It wasn’t considered safe to go anywhere alone, although the encampment was composed of families with many children, who were malnourished and dehydrated. Any danger came from gangs and kidnappers who preyed on the families in the encampment.

When we walked back across the border bridge, the Latinos in line waved and thanked us for doing what we were doing. There are 2 lines to cross into the US. One for people with US passports, and another for everyone else. Our line went quickly, and the other one took hours for people to get through.

This was the last week of sidewalk school with volunteers, and other groups had cancelled coming. So after we returned from the camps, our delegation met to decide whether we wanted to leave early. Some of us felt anxious to get home for various reasons, and others wanted to stay as long as they could be

helpful. So 4 of us left on Monday and the other 4 left on Tuesday. (We were originally going to leave on Wednesday.) Those leaving Tuesday were able to help with food prep on Monday, but after that no one was even allowed to do that anymore. So it was clearly time to leave.
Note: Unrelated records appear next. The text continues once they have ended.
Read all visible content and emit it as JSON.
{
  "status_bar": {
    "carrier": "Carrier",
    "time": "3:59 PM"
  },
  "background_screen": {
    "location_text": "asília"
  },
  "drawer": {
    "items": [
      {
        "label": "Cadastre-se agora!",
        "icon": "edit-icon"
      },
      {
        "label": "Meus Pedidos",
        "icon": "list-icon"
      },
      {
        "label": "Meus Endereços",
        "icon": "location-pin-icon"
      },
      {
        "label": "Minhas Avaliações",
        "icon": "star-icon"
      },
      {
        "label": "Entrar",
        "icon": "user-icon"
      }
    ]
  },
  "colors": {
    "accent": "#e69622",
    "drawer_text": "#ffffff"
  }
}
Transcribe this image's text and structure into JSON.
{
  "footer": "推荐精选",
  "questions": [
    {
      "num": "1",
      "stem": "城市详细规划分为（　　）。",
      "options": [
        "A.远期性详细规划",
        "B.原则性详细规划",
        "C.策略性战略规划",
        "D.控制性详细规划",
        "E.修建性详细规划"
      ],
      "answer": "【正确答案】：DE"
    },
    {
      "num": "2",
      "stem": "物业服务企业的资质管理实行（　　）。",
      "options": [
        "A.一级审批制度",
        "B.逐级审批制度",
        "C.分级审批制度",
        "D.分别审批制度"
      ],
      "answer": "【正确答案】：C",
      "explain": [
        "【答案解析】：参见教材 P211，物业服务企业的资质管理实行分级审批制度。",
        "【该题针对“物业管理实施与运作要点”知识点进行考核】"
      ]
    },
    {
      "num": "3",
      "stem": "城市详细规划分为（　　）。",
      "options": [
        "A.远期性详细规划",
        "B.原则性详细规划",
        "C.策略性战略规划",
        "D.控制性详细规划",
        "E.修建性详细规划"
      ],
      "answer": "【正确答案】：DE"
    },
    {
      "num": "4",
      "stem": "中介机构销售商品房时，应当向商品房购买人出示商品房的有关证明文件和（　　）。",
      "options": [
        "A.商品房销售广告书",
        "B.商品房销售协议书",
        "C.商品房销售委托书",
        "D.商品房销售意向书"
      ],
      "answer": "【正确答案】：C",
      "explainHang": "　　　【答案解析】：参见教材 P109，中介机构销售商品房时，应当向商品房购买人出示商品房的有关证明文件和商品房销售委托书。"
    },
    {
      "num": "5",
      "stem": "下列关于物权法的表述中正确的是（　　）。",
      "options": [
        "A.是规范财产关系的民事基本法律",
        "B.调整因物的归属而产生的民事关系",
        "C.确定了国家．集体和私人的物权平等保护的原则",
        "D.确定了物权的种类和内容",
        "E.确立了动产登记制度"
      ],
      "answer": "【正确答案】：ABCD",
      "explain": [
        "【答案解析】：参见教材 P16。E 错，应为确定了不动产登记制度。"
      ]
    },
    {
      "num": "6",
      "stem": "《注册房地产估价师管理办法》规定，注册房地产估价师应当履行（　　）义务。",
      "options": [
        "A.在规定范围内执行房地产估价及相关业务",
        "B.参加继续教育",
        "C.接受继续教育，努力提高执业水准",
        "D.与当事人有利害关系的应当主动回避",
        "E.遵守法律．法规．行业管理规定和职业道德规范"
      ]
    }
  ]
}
The encampment

We left a big piece of our hearts with the families in the camps. And now it’s time to share what we saw and make sure that the asylum seekers are not forgotten. These people are us. We could be in their place. And they have no safe place to go. No matter where they end up, it won’t be here in our country, and it won’t be safe.